JANUARY 25, 2018 – Why does the heart of the Passover Haggadah almost completely omit mention of Moses, limiting him to one cameo appearance? Moreover, that brief reference, a verse from our portion, Beshalach, dealing with the Parting of the Red Sea, seems to mention Moses in an incidental manner:
“And Israel saw the great hand, which the Lord had used upon the Egyptians, and the people feared the Lord, and they believed in the Lord and in Moses, His servant.” (Exodus 14:31).
Certainly the leader of the Exodus should have merited more prominent billing in the Haggadah. After all, he was God’s “point man” in implementing the Exodus from Egypt!
That said, if the lone mention of Moses is in a verse about the Parting of the Red Sea, we must uncover its significance. Birth is intimately associated with water: the fetus is surrounded by amniotic fluid, the mother’s “water breaks” as a sign of imminent birth, and a person who converts to Judaism – whom the Talmud analogizes to a newborn – must completely immerse him/herself in a mikveh of water.
If the birth of the Jewish people occurred at the time of God’s Covenant Between the Pieces with Abraham (Genesis 15), then our rebirth took place at the Parting of the Red Sea. Paralleling our national birth and rebirth is the birth and rebirth of Moses.

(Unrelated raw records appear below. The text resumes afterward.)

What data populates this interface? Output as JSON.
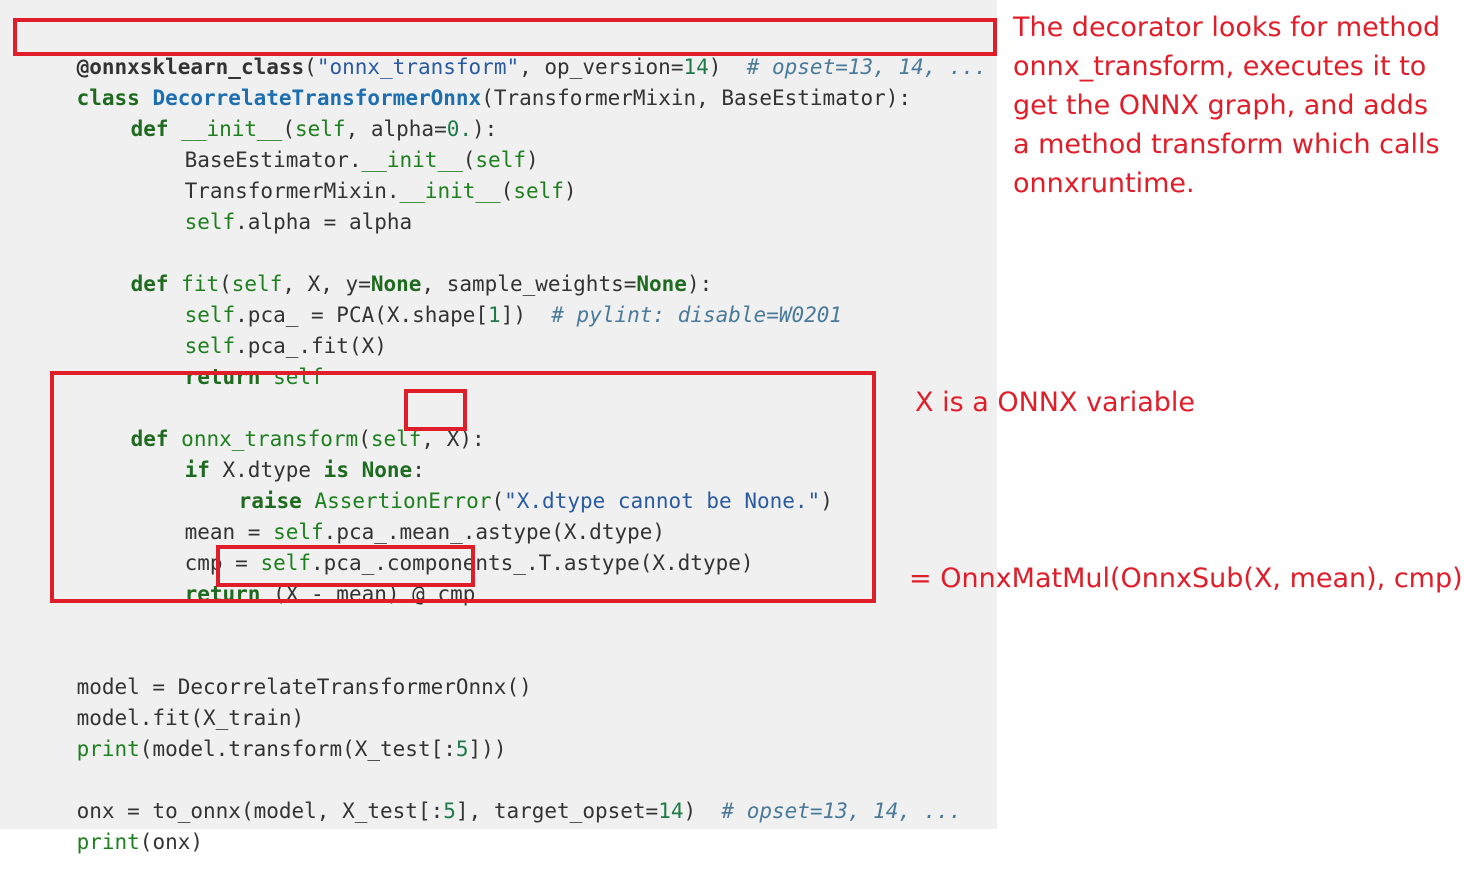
{
  "code": {
    "decorator": {
      "name": "@onnxsklearn_class",
      "open": "(",
      "arg": "\"onnx_transform\"",
      "sep": ", op_version=",
      "ver": "14",
      "close": ")  ",
      "comment": "# opset=13, 14, ..."
    },
    "class_line": {
      "kw": "class",
      "name": "DecorrelateTransformerOnnx",
      "rest": "(TransformerMixin, BaseEstimator):"
    },
    "init_def": {
      "kw": "def",
      "name": "__init__",
      "open": "(",
      "self": "self",
      "rest": ", alpha=",
      "num": "0.",
      "close": "):"
    },
    "init_body1": {
      "pre": "BaseEstimator.",
      "name": "__init__",
      "open": "(",
      "self": "self",
      "close": ")"
    },
    "init_body2": {
      "pre": "TransformerMixin.",
      "name": "__init__",
      "open": "(",
      "self": "self",
      "close": ")"
    },
    "init_body3": {
      "self": "self",
      "rest": ".alpha = alpha"
    },
    "fit_def": {
      "kw": "def",
      "name": "fit",
      "open": "(",
      "self": "self",
      "p1": ", X, y=",
      "none1": "None",
      "p2": ", sample_weights=",
      "none2": "None",
      "close": "):"
    },
    "fit_body1": {
      "self": "self",
      "rest1": ".pca_ = PCA(X.shape[",
      "num": "1",
      "rest2": "])  ",
      "comment": "# pylint: disable=W0201"
    },
    "fit_body2": {
      "self": "self",
      "rest": ".pca_.fit(X)"
    },
    "fit_body3": {
      "kw": "return",
      "self": " self"
    },
    "onnx_def": {
      "kw": "def",
      "name": "onnx_transform",
      "open": "(",
      "self": "self",
      "rest": ", X):"
    },
    "onnx_if": {
      "kw": "if",
      "mid": " X.dtype ",
      "kw2": "is",
      "sp": " ",
      "none": "None",
      "end": ":"
    },
    "onnx_raise": {
      "kw": "raise",
      "sp": " ",
      "exc": "AssertionError",
      "open": "(",
      "str": "\"X.dtype cannot be None.\"",
      "close": ")"
    },
    "onnx_mean": {
      "pre": "mean = ",
      "self": "self",
      "rest": ".pca_.mean_.astype(X.dtype)"
    },
    "onnx_cmp": {
      "pre": "cmp = ",
      "self": "self",
      "rest": ".pca_.components_.T.astype(X.dtype)"
    },
    "onnx_return": {
      "kw": "return",
      "rest": " (X - mean) @ cmp"
    },
    "model_line": {
      "text": "model = DecorrelateTransformerOnnx()"
    },
    "fit_call": {
      "text": "model.fit(X_train)"
    },
    "print1": {
      "fn": "print",
      "rest1": "(model.transform(X_test[:",
      "num": "5",
      "rest2": "]))"
    },
    "onx_line": {
      "rest1": "onx = to_onnx(model, X_test[:",
      "num1": "5",
      "rest2": "], target_opset=",
      "num2": "14",
      "rest3": ")  ",
      "comment": "# opset=13, 14, ..."
    },
    "print2": {
      "fn": "print",
      "rest": "(onx)"
    }
  },
  "annotations": {
    "decorator_note": "The decorator looks for method onnx_transform, executes it to get the ONNX graph, and adds a method transform which calls onnxruntime.",
    "variable_note": "X is a ONNX variable",
    "matmul_note": "= OnnxMatMul(OnnxSub(X, mean), cmp)"
  },
  "colors": {
    "highlight": "#e01e2a",
    "code_background": "#f0f0f0"
  }
}
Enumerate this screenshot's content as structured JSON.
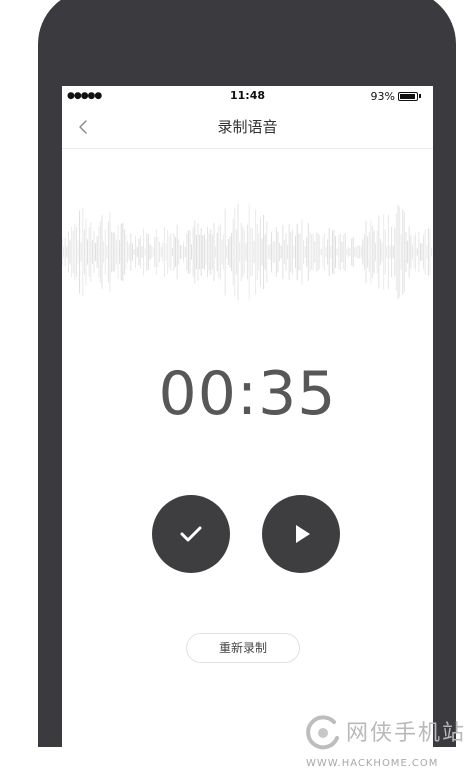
{
  "status_bar": {
    "signal": "●●●●●",
    "time": "11:48",
    "battery_percent": "93%",
    "battery_level": 0.93
  },
  "nav": {
    "back_icon": "chevron-left-icon",
    "title": "录制语音"
  },
  "recorder": {
    "waveform_icon": "waveform",
    "elapsed": "00:35",
    "confirm_icon": "checkmark-icon",
    "play_icon": "play-icon",
    "rerecord_label": "重新录制"
  },
  "watermark": {
    "cn_text": "网侠手机站",
    "en_text": "WWW.HACKHOME.COM"
  },
  "colors": {
    "phone_frame": "#3b3a3f",
    "button_fill": "#3e3e40",
    "timer_text": "#575757",
    "waveform": "#dcdcdc"
  }
}
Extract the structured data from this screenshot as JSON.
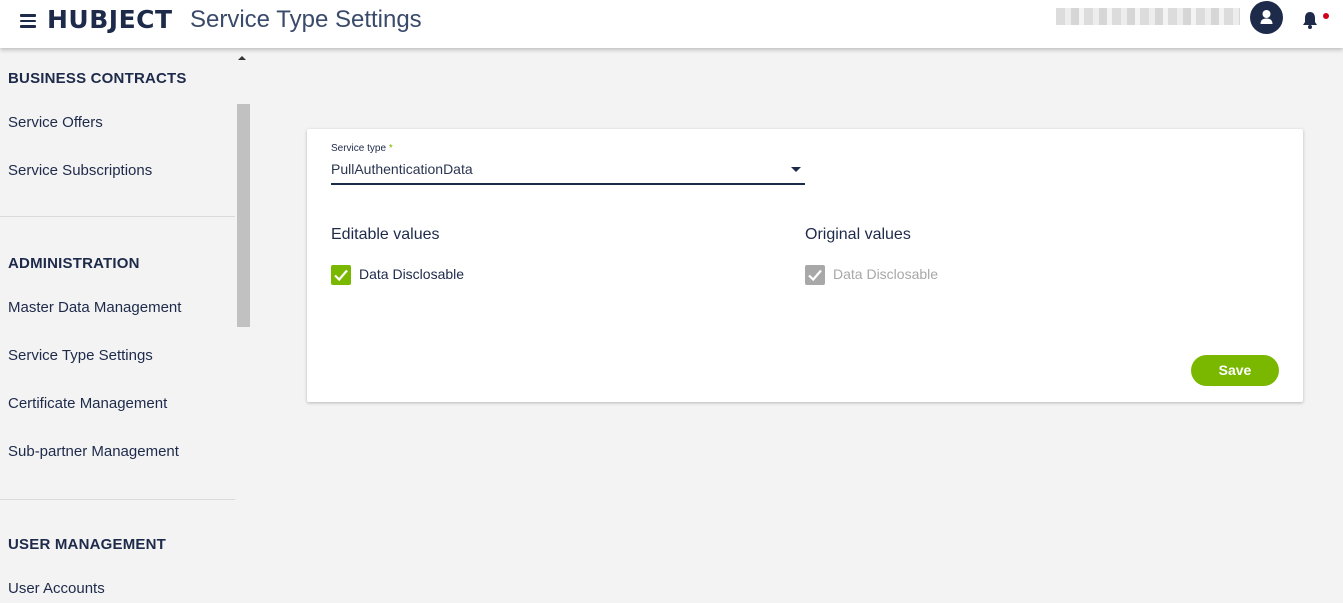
{
  "header": {
    "logo": "HUBJECT",
    "page_title": "Service Type Settings"
  },
  "sidebar": {
    "sections": [
      {
        "title": "BUSINESS CONTRACTS",
        "items": [
          "Service Offers",
          "Service Subscriptions"
        ]
      },
      {
        "title": "ADMINISTRATION",
        "items": [
          "Master Data Management",
          "Service Type Settings",
          "Certificate Management",
          "Sub-partner Management"
        ]
      },
      {
        "title": "USER MANAGEMENT",
        "items": [
          "User Accounts"
        ]
      }
    ]
  },
  "form": {
    "service_type_label": "Service type",
    "required_mark": "*",
    "service_type_value": "PullAuthenticationData",
    "editable_title": "Editable values",
    "original_title": "Original values",
    "editable_checkbox_label": "Data Disclosable",
    "editable_checkbox_checked": true,
    "original_checkbox_label": "Data Disclosable",
    "original_checkbox_checked": true,
    "save_label": "Save"
  },
  "icons": {
    "menu": "hamburger-menu-icon",
    "avatar": "user-avatar-icon",
    "bell": "notification-bell-icon",
    "dropdown": "dropdown-arrow-icon",
    "check": "check-icon"
  },
  "colors": {
    "brand_navy": "#1e2a4a",
    "accent_green": "#7ab800",
    "disabled_gray": "#a8a8a8",
    "notification_red": "#d0021b"
  }
}
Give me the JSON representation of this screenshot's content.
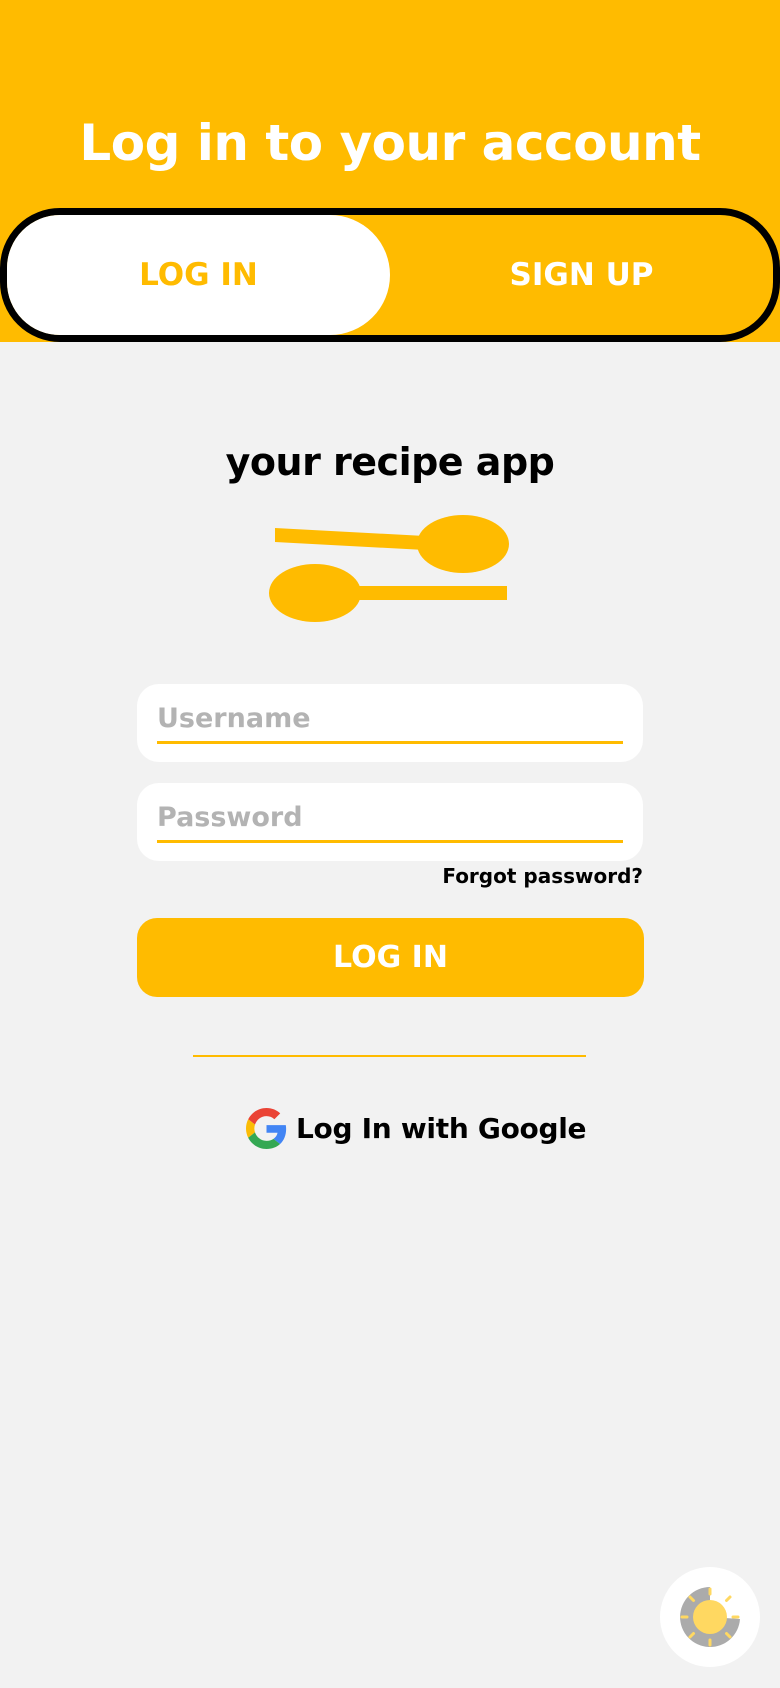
{
  "header": {
    "title": "Log in to your account"
  },
  "tabs": [
    {
      "label": "LOG IN",
      "active": true
    },
    {
      "label": "SIGN UP",
      "active": false
    }
  ],
  "brand": {
    "app_name": "your recipe app",
    "logo_icon": "spoons-icon"
  },
  "form": {
    "username": {
      "placeholder": "Username",
      "value": ""
    },
    "password": {
      "placeholder": "Password",
      "value": ""
    },
    "forgot_label": "Forgot password?",
    "submit_label": "LOG IN"
  },
  "social": {
    "google_label": "Log In with Google",
    "icon": "google-icon"
  },
  "theme_toggle": {
    "icon": "sun-moon-icon"
  },
  "colors": {
    "accent": "#ffbb00",
    "background": "#f2f2f2",
    "surface": "#ffffff",
    "text": "#000000",
    "placeholder": "#b3b3b3"
  }
}
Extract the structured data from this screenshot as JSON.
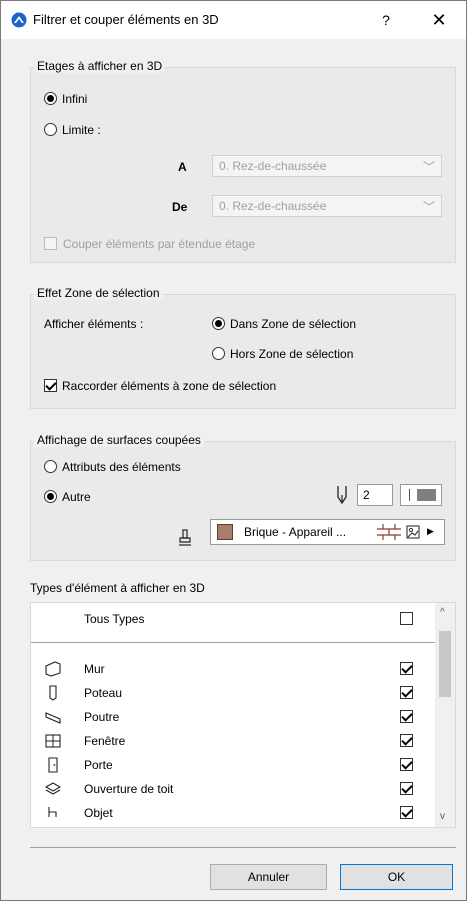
{
  "window": {
    "title": "Filtrer et couper éléments en 3D",
    "help_label": "?",
    "close_label": "✕"
  },
  "etages": {
    "group_title": "Etages à afficher en 3D",
    "infini_label": "Infini",
    "limite_label": "Limite :",
    "a_label": "A",
    "a_value": "0. Rez-de-chaussée",
    "de_label": "De",
    "de_value": "0. Rez-de-chaussée",
    "couper_label": "Couper éléments par étendue étage"
  },
  "zone": {
    "group_title": "Effet Zone de sélection",
    "afficher_label": "Afficher éléments :",
    "dans_label": "Dans Zone de sélection",
    "hors_label": "Hors Zone de sélection",
    "raccorder_label": "Raccorder éléments à zone de sélection"
  },
  "surfaces": {
    "group_title": "Affichage de surfaces coupées",
    "attributs_label": "Attributs des éléments",
    "autre_label": "Autre",
    "pen_value": "2",
    "fill_label": "Brique - Appareil ...",
    "fill_color": "#a97c6e"
  },
  "types": {
    "section_label": "Types d'élément à afficher en 3D",
    "all_label": "Tous Types",
    "items": [
      {
        "label": "Mur",
        "icon": "wall-icon",
        "checked": true
      },
      {
        "label": "Poteau",
        "icon": "column-icon",
        "checked": true
      },
      {
        "label": "Poutre",
        "icon": "beam-icon",
        "checked": true
      },
      {
        "label": "Fenêtre",
        "icon": "window-icon",
        "checked": true
      },
      {
        "label": "Porte",
        "icon": "door-icon",
        "checked": true
      },
      {
        "label": "Ouverture de toit",
        "icon": "skylight-icon",
        "checked": true
      },
      {
        "label": "Objet",
        "icon": "object-icon",
        "checked": true
      }
    ]
  },
  "buttons": {
    "cancel_label": "Annuler",
    "ok_label": "OK"
  }
}
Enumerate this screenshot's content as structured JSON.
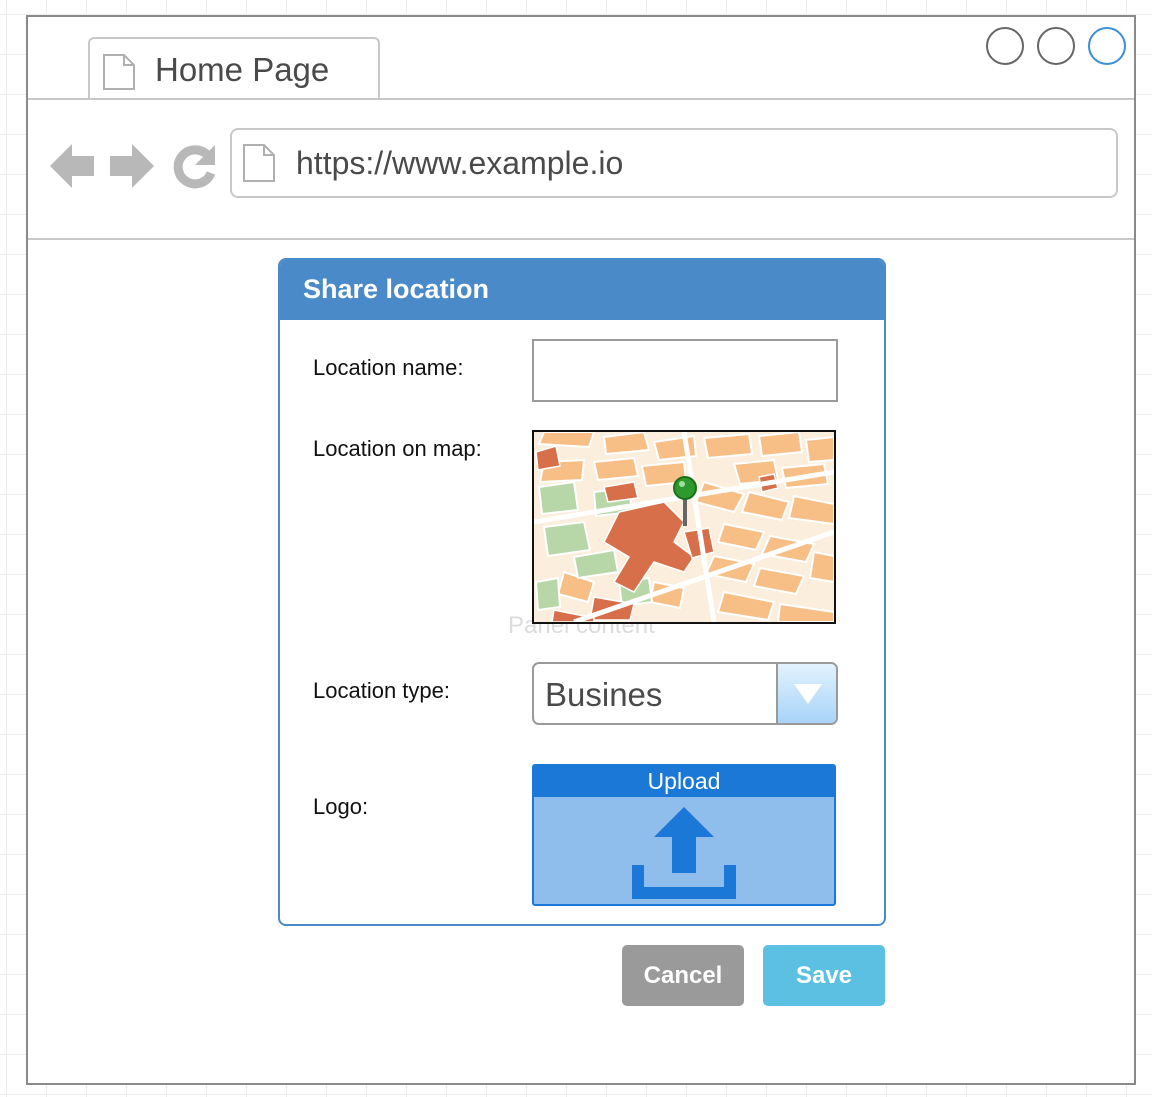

Carefully studying his emergence onto the stage of history, we find parallels to the miracle and message of the Parting of the Red Sea inspiringly apparent.
The birth of Moses is described early in the Book of Exodus: born to parents from the Tribe of Levi, he is hidden for the first three months of his life. When keeping him hidden from Egyptian authorities is no longer sustainable, he is placed in an ark smeared with clay and pitch, with the ark set afloat “in the reeds” of the Nile River (Exodus 2:1-3).
The rebirth of Moses begins when Pharaoh’s daughter goes down to bathe in the Nile. As her maidens walk along the river, the princess sees Moses’ basket among the reeds. She sends her maidservant, takes the Hebrew baby, has compassion for him, and allows Miriam, who had been carefully following the events, to find a Hebrew wet-nurse for him (Exodus 5-9).
Pharaoh’s daughter does not give birth to Moses, but she does save his life, in the process endangering her own life by defying her father’s decree to cast all Hebrew baby boys into the Nile. History confirms that totalitarian despots never hesitate to execute their closest family members who dare rebel against them. Pharaoh’s daughter thus emerges as a courageous heroine!
This fortunate rebirth culminates with the giving of a name: “And the lad grew, and [the wet-nurse, Yocheved, his biological mother] took him to Pharaoh’s daughter; he became the son [of Pharaoh’s daughter], and she named him Moshe, saying, “It is because I drew him out from the water.” (Exodus 10).
It is not without cause that she has the right to call him her son. After all, having drawn him forth from the Nile River on pain of death, she has earned this right. Every biological mother puts her life on the line with every birth; and Pharaoh’s daughter endangered her life by going against her father’s decree and saving this Hebrew baby.
Left without a verbal connection between the Egyptian name “Moshe” and the Hebrew word, meshitihu, “I drew him out,” the Torah employs a double-entendre: Moshe the son (in Egyptian), reborn in the midst of reeds, will decisively draw forth (Moshe, in Hebrew) his people, the Israelites, at the Red Sea, facilitating their rebirth.
This is why Moses’ lone appearance in the Passover Haggadah occurs at the Parting of the Red Sea. Far from merely citing a verse that happens to include Moses’ name, the Haggadah is alluding to that most profound parallel of the leader and his people both experiencing rebirth, Moses by Pharaoh’s daughter (in the reeds of the Nile), and the Jewish People by God at the Red Sea.
And perhaps even more significant is what Moses and the Jewish People did with these additional opportunities of rebirth. From the shores of the Red Sea, they journeyed to Sinai and received the Torah, becoming messengers of truly revolutionary teachings to the world, such as the moral obligations of universal freedom and human dignity that are as important today as they have ever been.
Rabbi Shlomo Riskin is the chief rabbi of Efrat, an Israeli settlement established in 1983 in the Judean Mountains of the West Bank.